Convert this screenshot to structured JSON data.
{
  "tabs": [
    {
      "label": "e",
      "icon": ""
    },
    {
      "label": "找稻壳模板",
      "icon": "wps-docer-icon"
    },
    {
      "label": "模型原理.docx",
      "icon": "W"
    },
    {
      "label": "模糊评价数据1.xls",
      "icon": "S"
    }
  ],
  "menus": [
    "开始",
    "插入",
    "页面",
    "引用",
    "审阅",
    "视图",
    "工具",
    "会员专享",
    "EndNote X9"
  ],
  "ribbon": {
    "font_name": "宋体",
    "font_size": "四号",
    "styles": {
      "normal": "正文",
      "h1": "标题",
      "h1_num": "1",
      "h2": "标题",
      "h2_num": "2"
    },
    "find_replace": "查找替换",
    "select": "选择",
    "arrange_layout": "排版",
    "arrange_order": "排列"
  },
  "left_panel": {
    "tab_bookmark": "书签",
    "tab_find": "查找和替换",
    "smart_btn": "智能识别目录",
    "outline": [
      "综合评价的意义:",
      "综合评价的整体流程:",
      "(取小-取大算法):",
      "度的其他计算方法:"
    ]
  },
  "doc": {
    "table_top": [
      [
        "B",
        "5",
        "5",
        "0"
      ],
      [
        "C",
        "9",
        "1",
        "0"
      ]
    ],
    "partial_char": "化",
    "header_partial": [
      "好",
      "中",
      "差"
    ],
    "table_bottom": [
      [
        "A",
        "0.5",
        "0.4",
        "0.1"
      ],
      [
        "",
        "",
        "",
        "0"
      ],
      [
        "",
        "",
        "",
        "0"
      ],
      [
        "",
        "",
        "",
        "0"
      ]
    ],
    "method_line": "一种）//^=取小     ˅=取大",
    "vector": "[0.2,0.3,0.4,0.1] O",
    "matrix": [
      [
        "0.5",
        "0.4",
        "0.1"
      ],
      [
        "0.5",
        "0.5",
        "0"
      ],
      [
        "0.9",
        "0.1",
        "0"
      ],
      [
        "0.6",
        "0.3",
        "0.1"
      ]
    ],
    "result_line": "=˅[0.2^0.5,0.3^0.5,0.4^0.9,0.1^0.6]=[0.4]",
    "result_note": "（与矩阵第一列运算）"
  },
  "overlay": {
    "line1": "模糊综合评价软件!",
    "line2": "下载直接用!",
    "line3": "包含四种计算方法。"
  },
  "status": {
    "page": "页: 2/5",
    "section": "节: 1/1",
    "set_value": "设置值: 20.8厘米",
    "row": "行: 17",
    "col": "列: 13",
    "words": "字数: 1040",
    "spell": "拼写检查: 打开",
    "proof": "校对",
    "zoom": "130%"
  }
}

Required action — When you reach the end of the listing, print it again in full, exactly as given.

Expected answer —
Convert this screenshot to structured JSON data.
{
  "tabs": [
    {
      "label": "e",
      "icon": ""
    },
    {
      "label": "找稻壳模板",
      "icon": "wps-docer-icon"
    },
    {
      "label": "模型原理.docx",
      "icon": "W"
    },
    {
      "label": "模糊评价数据1.xls",
      "icon": "S"
    }
  ],
  "menus": [
    "开始",
    "插入",
    "页面",
    "引用",
    "审阅",
    "视图",
    "工具",
    "会员专享",
    "EndNote X9"
  ],
  "ribbon": {
    "font_name": "宋体",
    "font_size": "四号",
    "styles": {
      "normal": "正文",
      "h1": "标题",
      "h1_num": "1",
      "h2": "标题",
      "h2_num": "2"
    },
    "find_replace": "查找替换",
    "select": "选择",
    "arrange_layout": "排版",
    "arrange_order": "排列"
  },
  "left_panel": {
    "tab_bookmark": "书签",
    "tab_find": "查找和替换",
    "smart_btn": "智能识别目录",
    "outline": [
      "综合评价的意义:",
      "综合评价的整体流程:",
      "(取小-取大算法):",
      "度的其他计算方法:"
    ]
  },
  "doc": {
    "table_top": [
      [
        "B",
        "5",
        "5",
        "0"
      ],
      [
        "C",
        "9",
        "1",
        "0"
      ]
    ],
    "partial_char": "化",
    "header_partial": [
      "好",
      "中",
      "差"
    ],
    "table_bottom": [
      [
        "A",
        "0.5",
        "0.4",
        "0.1"
      ],
      [
        "",
        "",
        "",
        "0"
      ],
      [
        "",
        "",
        "",
        "0"
      ],
      [
        "",
        "",
        "",
        "0"
      ]
    ],
    "method_line": "一种）//^=取小     ˅=取大",
    "vector": "[0.2,0.3,0.4,0.1] O",
    "matrix": [
      [
        "0.5",
        "0.4",
        "0.1"
      ],
      [
        "0.5",
        "0.5",
        "0"
      ],
      [
        "0.9",
        "0.1",
        "0"
      ],
      [
        "0.6",
        "0.3",
        "0.1"
      ]
    ],
    "result_line": "=˅[0.2^0.5,0.3^0.5,0.4^0.9,0.1^0.6]=[0.4]",
    "result_note": "（与矩阵第一列运算）"
  },
  "overlay": {
    "line1": "模糊综合评价软件!",
    "line2": "下载直接用!",
    "line3": "包含四种计算方法。"
  },
  "status": {
    "page": "页: 2/5",
    "section": "节: 1/1",
    "set_value": "设置值: 20.8厘米",
    "row": "行: 17",
    "col": "列: 13",
    "words": "字数: 1040",
    "spell": "拼写检查: 打开",
    "proof": "校对",
    "zoom": "130%"
  }
}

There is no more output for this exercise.